▶ **Stored entries**
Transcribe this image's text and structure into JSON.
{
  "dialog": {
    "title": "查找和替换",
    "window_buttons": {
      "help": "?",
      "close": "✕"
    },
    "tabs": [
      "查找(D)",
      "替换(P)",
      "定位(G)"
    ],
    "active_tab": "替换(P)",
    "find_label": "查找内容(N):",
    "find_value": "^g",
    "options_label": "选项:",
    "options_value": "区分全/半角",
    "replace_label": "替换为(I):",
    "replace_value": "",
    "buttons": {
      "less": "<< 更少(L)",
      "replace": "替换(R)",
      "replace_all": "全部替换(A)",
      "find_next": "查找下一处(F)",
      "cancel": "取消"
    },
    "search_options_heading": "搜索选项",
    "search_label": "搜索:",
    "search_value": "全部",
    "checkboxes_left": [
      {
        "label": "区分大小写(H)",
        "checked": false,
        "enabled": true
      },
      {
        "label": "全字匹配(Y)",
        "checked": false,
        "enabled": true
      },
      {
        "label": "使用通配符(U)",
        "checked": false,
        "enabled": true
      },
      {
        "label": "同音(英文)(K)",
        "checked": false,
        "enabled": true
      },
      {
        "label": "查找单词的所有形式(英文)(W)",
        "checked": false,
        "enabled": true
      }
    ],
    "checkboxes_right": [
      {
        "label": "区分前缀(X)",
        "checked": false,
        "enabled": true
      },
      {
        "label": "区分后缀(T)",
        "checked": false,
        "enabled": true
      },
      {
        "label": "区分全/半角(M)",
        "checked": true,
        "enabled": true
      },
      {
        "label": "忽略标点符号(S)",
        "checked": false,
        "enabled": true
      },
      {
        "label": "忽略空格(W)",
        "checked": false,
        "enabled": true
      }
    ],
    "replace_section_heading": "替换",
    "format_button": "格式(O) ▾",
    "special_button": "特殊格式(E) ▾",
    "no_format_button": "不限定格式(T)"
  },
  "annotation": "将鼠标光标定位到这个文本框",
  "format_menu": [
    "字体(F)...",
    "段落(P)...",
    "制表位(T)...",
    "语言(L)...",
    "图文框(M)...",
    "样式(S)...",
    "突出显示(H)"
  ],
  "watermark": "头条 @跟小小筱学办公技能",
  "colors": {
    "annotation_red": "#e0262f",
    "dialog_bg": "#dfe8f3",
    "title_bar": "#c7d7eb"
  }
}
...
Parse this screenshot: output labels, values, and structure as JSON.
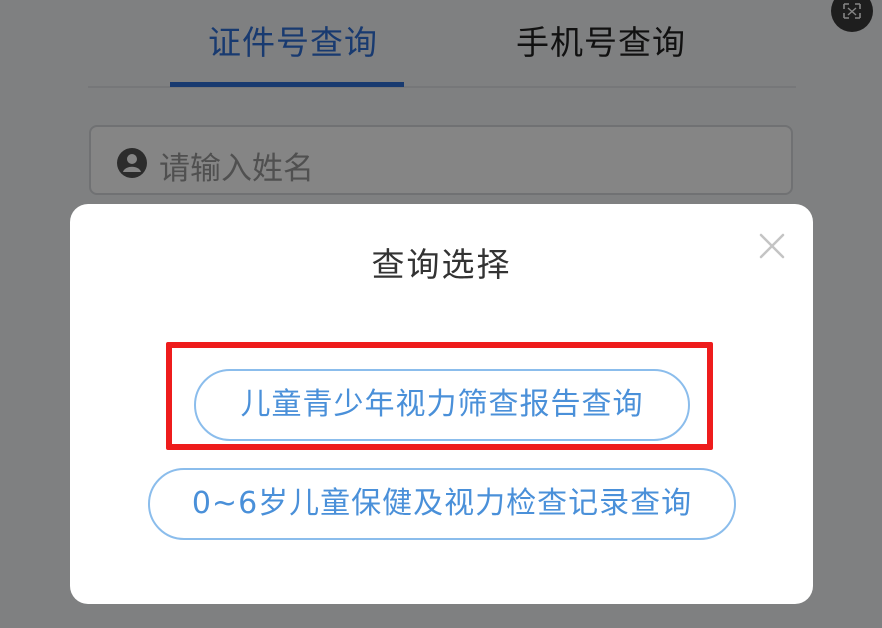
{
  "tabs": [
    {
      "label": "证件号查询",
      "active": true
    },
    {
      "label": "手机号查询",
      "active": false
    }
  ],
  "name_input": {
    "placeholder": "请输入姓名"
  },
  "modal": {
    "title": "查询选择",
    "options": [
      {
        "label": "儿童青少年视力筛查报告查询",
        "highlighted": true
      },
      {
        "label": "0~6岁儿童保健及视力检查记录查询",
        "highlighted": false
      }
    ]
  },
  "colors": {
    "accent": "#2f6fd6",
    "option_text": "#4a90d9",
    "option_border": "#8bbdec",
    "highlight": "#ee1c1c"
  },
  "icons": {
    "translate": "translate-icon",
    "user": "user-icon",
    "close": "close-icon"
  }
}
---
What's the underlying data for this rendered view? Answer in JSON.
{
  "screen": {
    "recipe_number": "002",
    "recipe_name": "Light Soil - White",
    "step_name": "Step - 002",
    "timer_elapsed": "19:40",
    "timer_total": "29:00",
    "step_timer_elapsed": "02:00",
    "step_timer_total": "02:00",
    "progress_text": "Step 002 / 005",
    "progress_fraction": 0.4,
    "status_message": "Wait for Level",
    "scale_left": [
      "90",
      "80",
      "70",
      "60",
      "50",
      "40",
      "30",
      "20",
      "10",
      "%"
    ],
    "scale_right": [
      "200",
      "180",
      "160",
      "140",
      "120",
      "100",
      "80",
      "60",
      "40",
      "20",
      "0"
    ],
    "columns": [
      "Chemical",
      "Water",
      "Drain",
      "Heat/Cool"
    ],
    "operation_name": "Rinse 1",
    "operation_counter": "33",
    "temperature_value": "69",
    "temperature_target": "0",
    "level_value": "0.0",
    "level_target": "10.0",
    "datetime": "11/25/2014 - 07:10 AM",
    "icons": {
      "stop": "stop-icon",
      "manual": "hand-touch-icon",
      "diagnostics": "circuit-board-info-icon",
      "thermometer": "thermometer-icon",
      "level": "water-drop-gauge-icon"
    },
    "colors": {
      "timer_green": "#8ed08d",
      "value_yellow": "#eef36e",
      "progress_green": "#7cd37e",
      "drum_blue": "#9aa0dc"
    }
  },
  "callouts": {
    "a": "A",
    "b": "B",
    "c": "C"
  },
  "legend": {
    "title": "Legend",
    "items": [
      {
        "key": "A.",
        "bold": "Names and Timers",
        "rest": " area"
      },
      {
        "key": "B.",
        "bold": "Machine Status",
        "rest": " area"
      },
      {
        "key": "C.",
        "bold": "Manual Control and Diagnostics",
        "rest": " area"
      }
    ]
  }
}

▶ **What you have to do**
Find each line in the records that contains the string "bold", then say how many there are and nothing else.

▶ **Result of this task**
3